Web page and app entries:
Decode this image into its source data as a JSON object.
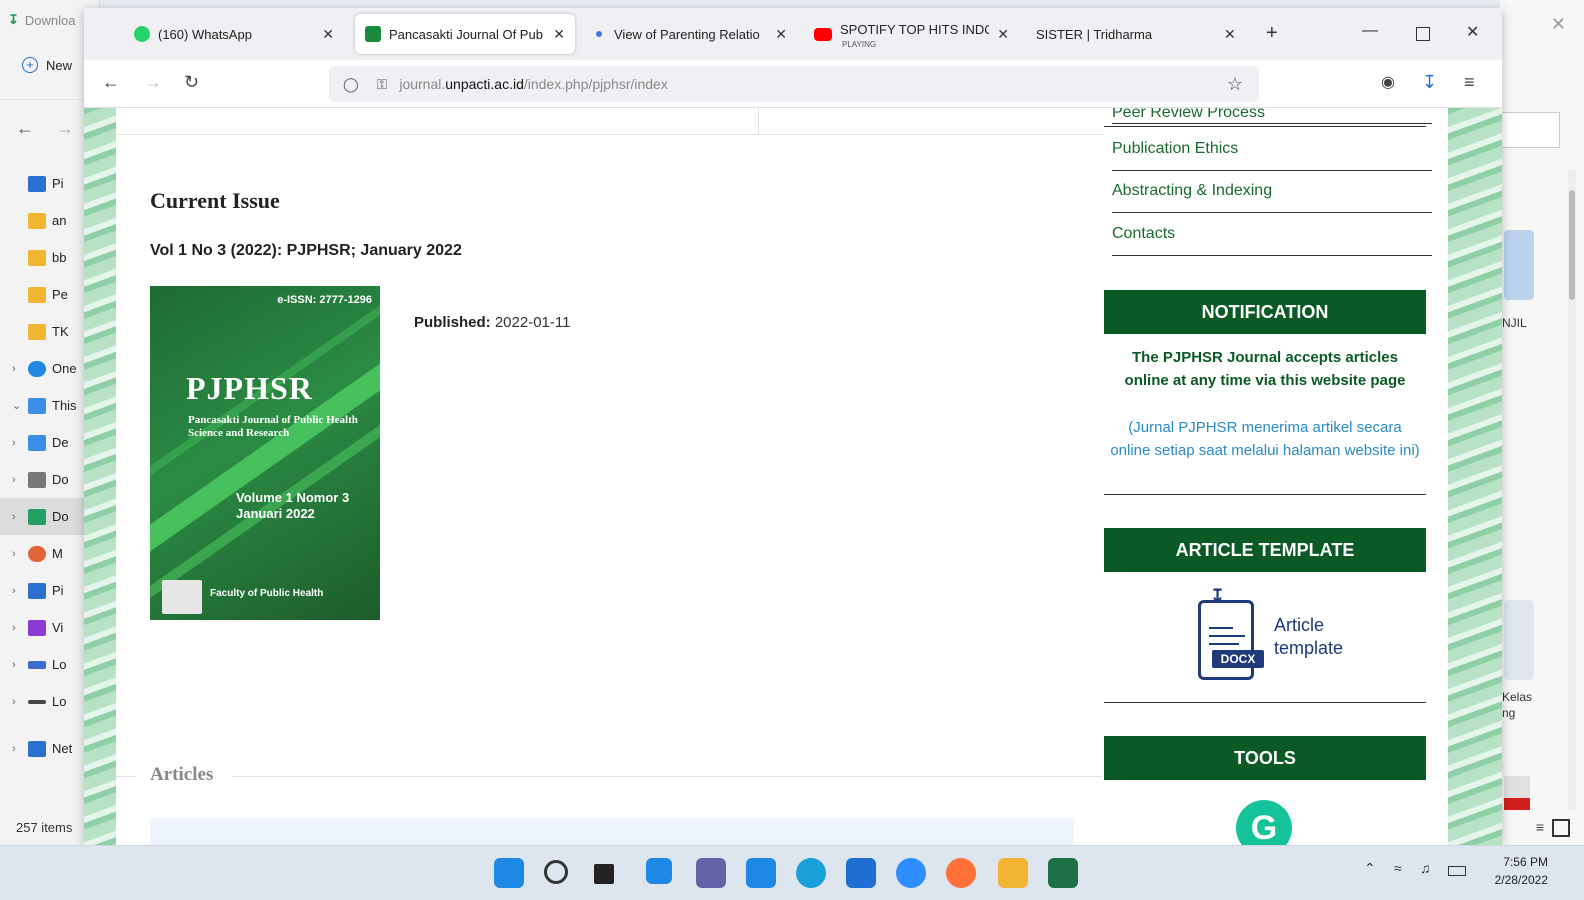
{
  "explorer": {
    "downloads_label": "Downloa",
    "new_label": "New",
    "items": [
      {
        "label": "Pi",
        "color": "#2b6fd1"
      },
      {
        "label": "an",
        "color": "#f2b531"
      },
      {
        "label": "bb",
        "color": "#f2b531"
      },
      {
        "label": "Pe",
        "color": "#f2b531"
      },
      {
        "label": "TK",
        "color": "#f2b531"
      },
      {
        "label": "One",
        "color": "#1e88e5"
      },
      {
        "label": "This",
        "color": "#3a8ee6"
      },
      {
        "label": "De",
        "color": "#3a8ee6"
      },
      {
        "label": "Do",
        "color": "#777777"
      },
      {
        "label": "Do",
        "color": "#22a064"
      },
      {
        "label": "M",
        "color": "#e2653a"
      },
      {
        "label": "Pi",
        "color": "#2b6fd1"
      },
      {
        "label": "Vi",
        "color": "#8b3ad6"
      },
      {
        "label": "Lo",
        "color": "#3a6fd1"
      },
      {
        "label": "Lo",
        "color": "#444444"
      },
      {
        "label": "Net",
        "color": "#2b6fd1"
      }
    ],
    "count": "257 items"
  },
  "right_window": {
    "label1": "NJIL",
    "label2": "Kelas",
    "label3": "ng"
  },
  "browser": {
    "tabs": [
      {
        "title": "(160) WhatsApp",
        "icon_color": "#25d366"
      },
      {
        "title": "Pancasakti Journal Of Pub",
        "icon_color": "#1a8a3c"
      },
      {
        "title": "View of Parenting Relatio",
        "icon_color": "#3b7be0"
      },
      {
        "title": "SPOTIFY TOP HITS INDONI",
        "sub": "PLAYING",
        "icon_color": "#ff0000"
      },
      {
        "title": "SISTER | Tridharma",
        "icon_color": "#f0f0f4"
      }
    ],
    "url_prefix": "journal.",
    "url_domain": "unpacti.ac.id",
    "url_path": "/index.php/pjphsr/index"
  },
  "page": {
    "current_issue": "Current Issue",
    "issue_title": "Vol 1 No 3 (2022): PJPHSR; January 2022",
    "cover": {
      "issn": "e-ISSN: 2777-1296",
      "logo": "PJPHSR",
      "journal_name": "Pancasakti Journal of Public Health Science and Research",
      "volume": "Volume 1 Nomor 3",
      "month": "Januari 2022",
      "published_by": "Faculty of Public Health"
    },
    "published_label": "Published:",
    "published_date": "2022-01-11",
    "articles_label": "Articles"
  },
  "sidebar": {
    "cut_link": "Peer Review Process",
    "links": [
      "Publication Ethics",
      "Abstracting & Indexing",
      "Contacts"
    ],
    "notification_head": "NOTIFICATION",
    "notification_text": "The PJPHSR Journal accepts articles online at any time via this website page",
    "notification_sub": "(Jurnal PJPHSR menerima artikel secara online setiap saat melalui halaman website ini)",
    "template_head": "ARTICLE TEMPLATE",
    "template_tag": "DOCX",
    "template_label_1": "Article",
    "template_label_2": "template",
    "tools_head": "TOOLS",
    "grammarly_glyph": "G"
  },
  "taskbar": {
    "time": "7:56 PM",
    "date": "2/28/2022",
    "icons": [
      {
        "name": "start",
        "color": "#1e88e5"
      },
      {
        "name": "search",
        "color": "#333333"
      },
      {
        "name": "task-view",
        "color": "#222222"
      },
      {
        "name": "widgets",
        "color": "#1e88e5"
      },
      {
        "name": "teams-chat",
        "color": "#6264a7"
      },
      {
        "name": "store",
        "color": "#1e88e5"
      },
      {
        "name": "edge",
        "color": "#1aa0d8"
      },
      {
        "name": "mail",
        "color": "#1e6fd1"
      },
      {
        "name": "zoom",
        "color": "#2d8cff"
      },
      {
        "name": "firefox",
        "color": "#ff7139"
      },
      {
        "name": "file-explorer",
        "color": "#f2b531"
      },
      {
        "name": "excel",
        "color": "#1d7044"
      }
    ]
  }
}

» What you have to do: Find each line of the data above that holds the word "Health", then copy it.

» Solution:
      "journal_name": "Pancasakti Journal of Public Health Science and Research",
      "published_by": "Faculty of Public Health"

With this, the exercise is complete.